Go through the listing below and return every line exactly.

Extracted data START

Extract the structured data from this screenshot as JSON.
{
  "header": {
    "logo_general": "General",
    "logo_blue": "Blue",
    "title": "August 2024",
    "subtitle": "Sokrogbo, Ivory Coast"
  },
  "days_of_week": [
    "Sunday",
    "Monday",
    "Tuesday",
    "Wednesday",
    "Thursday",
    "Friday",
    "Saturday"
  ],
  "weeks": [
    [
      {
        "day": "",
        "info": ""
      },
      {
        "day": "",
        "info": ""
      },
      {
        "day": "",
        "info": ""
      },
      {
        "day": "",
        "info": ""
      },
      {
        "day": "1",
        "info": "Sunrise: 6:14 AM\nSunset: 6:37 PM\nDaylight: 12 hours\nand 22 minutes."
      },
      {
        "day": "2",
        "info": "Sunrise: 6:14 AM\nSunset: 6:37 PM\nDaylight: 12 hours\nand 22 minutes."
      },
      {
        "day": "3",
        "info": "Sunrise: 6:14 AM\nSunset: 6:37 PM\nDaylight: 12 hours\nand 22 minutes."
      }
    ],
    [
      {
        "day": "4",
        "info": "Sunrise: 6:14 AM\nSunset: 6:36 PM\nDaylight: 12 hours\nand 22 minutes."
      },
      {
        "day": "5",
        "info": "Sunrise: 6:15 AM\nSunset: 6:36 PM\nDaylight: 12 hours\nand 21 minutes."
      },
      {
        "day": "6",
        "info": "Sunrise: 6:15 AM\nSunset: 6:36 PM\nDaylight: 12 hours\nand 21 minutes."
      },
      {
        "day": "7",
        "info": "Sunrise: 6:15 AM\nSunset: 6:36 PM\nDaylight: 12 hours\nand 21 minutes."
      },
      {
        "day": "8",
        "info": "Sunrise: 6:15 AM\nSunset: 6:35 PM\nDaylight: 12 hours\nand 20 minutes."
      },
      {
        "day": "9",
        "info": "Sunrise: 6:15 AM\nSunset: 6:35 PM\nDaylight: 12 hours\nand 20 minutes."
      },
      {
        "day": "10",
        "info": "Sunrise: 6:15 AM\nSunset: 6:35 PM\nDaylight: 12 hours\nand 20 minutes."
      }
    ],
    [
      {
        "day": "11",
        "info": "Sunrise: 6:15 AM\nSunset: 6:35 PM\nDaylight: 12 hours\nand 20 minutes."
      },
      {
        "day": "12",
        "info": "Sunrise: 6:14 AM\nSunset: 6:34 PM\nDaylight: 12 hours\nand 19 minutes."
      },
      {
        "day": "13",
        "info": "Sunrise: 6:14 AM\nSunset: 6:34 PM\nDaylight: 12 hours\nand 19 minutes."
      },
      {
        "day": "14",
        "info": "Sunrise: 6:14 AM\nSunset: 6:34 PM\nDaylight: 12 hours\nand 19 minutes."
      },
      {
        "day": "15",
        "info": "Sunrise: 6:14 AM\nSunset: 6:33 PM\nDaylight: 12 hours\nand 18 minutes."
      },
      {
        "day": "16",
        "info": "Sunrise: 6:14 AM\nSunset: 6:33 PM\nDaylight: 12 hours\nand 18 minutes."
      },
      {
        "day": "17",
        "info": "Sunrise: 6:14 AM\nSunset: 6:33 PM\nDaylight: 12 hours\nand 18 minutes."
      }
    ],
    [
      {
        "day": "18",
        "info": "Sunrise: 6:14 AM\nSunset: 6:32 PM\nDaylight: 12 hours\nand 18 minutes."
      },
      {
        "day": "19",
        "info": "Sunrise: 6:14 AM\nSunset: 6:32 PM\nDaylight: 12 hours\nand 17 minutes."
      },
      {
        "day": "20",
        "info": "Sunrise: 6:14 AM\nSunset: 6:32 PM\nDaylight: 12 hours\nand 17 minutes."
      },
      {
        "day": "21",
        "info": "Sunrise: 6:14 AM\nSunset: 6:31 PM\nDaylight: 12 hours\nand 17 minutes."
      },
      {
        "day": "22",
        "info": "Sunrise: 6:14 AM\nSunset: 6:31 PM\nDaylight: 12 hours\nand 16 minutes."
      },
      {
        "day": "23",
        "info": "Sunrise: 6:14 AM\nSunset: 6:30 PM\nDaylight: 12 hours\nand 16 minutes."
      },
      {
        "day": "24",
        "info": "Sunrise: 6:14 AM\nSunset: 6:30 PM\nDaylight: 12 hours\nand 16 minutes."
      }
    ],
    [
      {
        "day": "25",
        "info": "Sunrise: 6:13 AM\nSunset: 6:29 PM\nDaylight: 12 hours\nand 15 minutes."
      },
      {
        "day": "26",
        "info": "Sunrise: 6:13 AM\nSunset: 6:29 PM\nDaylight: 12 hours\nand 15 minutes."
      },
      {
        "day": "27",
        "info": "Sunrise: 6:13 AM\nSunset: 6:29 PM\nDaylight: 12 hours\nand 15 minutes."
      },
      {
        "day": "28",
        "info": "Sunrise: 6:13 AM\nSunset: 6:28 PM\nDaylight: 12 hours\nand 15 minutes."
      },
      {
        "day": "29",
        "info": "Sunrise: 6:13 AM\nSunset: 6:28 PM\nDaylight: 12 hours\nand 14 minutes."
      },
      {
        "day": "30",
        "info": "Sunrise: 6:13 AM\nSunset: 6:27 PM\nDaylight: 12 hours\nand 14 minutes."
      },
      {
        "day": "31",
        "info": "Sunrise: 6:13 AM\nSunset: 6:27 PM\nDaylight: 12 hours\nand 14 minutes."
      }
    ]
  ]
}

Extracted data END

- [Exercise output]:
Extract the structured data from this screenshot as JSON.
{
  "header": {
    "logo_general": "General",
    "logo_blue": "Blue",
    "title": "August 2024",
    "subtitle": "Sokrogbo, Ivory Coast"
  },
  "days_of_week": [
    "Sunday",
    "Monday",
    "Tuesday",
    "Wednesday",
    "Thursday",
    "Friday",
    "Saturday"
  ],
  "weeks": [
    [
      {
        "day": "",
        "info": ""
      },
      {
        "day": "",
        "info": ""
      },
      {
        "day": "",
        "info": ""
      },
      {
        "day": "",
        "info": ""
      },
      {
        "day": "1",
        "info": "Sunrise: 6:14 AM\nSunset: 6:37 PM\nDaylight: 12 hours\nand 22 minutes."
      },
      {
        "day": "2",
        "info": "Sunrise: 6:14 AM\nSunset: 6:37 PM\nDaylight: 12 hours\nand 22 minutes."
      },
      {
        "day": "3",
        "info": "Sunrise: 6:14 AM\nSunset: 6:37 PM\nDaylight: 12 hours\nand 22 minutes."
      }
    ],
    [
      {
        "day": "4",
        "info": "Sunrise: 6:14 AM\nSunset: 6:36 PM\nDaylight: 12 hours\nand 22 minutes."
      },
      {
        "day": "5",
        "info": "Sunrise: 6:15 AM\nSunset: 6:36 PM\nDaylight: 12 hours\nand 21 minutes."
      },
      {
        "day": "6",
        "info": "Sunrise: 6:15 AM\nSunset: 6:36 PM\nDaylight: 12 hours\nand 21 minutes."
      },
      {
        "day": "7",
        "info": "Sunrise: 6:15 AM\nSunset: 6:36 PM\nDaylight: 12 hours\nand 21 minutes."
      },
      {
        "day": "8",
        "info": "Sunrise: 6:15 AM\nSunset: 6:35 PM\nDaylight: 12 hours\nand 20 minutes."
      },
      {
        "day": "9",
        "info": "Sunrise: 6:15 AM\nSunset: 6:35 PM\nDaylight: 12 hours\nand 20 minutes."
      },
      {
        "day": "10",
        "info": "Sunrise: 6:15 AM\nSunset: 6:35 PM\nDaylight: 12 hours\nand 20 minutes."
      }
    ],
    [
      {
        "day": "11",
        "info": "Sunrise: 6:15 AM\nSunset: 6:35 PM\nDaylight: 12 hours\nand 20 minutes."
      },
      {
        "day": "12",
        "info": "Sunrise: 6:14 AM\nSunset: 6:34 PM\nDaylight: 12 hours\nand 19 minutes."
      },
      {
        "day": "13",
        "info": "Sunrise: 6:14 AM\nSunset: 6:34 PM\nDaylight: 12 hours\nand 19 minutes."
      },
      {
        "day": "14",
        "info": "Sunrise: 6:14 AM\nSunset: 6:34 PM\nDaylight: 12 hours\nand 19 minutes."
      },
      {
        "day": "15",
        "info": "Sunrise: 6:14 AM\nSunset: 6:33 PM\nDaylight: 12 hours\nand 18 minutes."
      },
      {
        "day": "16",
        "info": "Sunrise: 6:14 AM\nSunset: 6:33 PM\nDaylight: 12 hours\nand 18 minutes."
      },
      {
        "day": "17",
        "info": "Sunrise: 6:14 AM\nSunset: 6:33 PM\nDaylight: 12 hours\nand 18 minutes."
      }
    ],
    [
      {
        "day": "18",
        "info": "Sunrise: 6:14 AM\nSunset: 6:32 PM\nDaylight: 12 hours\nand 18 minutes."
      },
      {
        "day": "19",
        "info": "Sunrise: 6:14 AM\nSunset: 6:32 PM\nDaylight: 12 hours\nand 17 minutes."
      },
      {
        "day": "20",
        "info": "Sunrise: 6:14 AM\nSunset: 6:32 PM\nDaylight: 12 hours\nand 17 minutes."
      },
      {
        "day": "21",
        "info": "Sunrise: 6:14 AM\nSunset: 6:31 PM\nDaylight: 12 hours\nand 17 minutes."
      },
      {
        "day": "22",
        "info": "Sunrise: 6:14 AM\nSunset: 6:31 PM\nDaylight: 12 hours\nand 16 minutes."
      },
      {
        "day": "23",
        "info": "Sunrise: 6:14 AM\nSunset: 6:30 PM\nDaylight: 12 hours\nand 16 minutes."
      },
      {
        "day": "24",
        "info": "Sunrise: 6:14 AM\nSunset: 6:30 PM\nDaylight: 12 hours\nand 16 minutes."
      }
    ],
    [
      {
        "day": "25",
        "info": "Sunrise: 6:13 AM\nSunset: 6:29 PM\nDaylight: 12 hours\nand 15 minutes."
      },
      {
        "day": "26",
        "info": "Sunrise: 6:13 AM\nSunset: 6:29 PM\nDaylight: 12 hours\nand 15 minutes."
      },
      {
        "day": "27",
        "info": "Sunrise: 6:13 AM\nSunset: 6:29 PM\nDaylight: 12 hours\nand 15 minutes."
      },
      {
        "day": "28",
        "info": "Sunrise: 6:13 AM\nSunset: 6:28 PM\nDaylight: 12 hours\nand 15 minutes."
      },
      {
        "day": "29",
        "info": "Sunrise: 6:13 AM\nSunset: 6:28 PM\nDaylight: 12 hours\nand 14 minutes."
      },
      {
        "day": "30",
        "info": "Sunrise: 6:13 AM\nSunset: 6:27 PM\nDaylight: 12 hours\nand 14 minutes."
      },
      {
        "day": "31",
        "info": "Sunrise: 6:13 AM\nSunset: 6:27 PM\nDaylight: 12 hours\nand 14 minutes."
      }
    ]
  ]
}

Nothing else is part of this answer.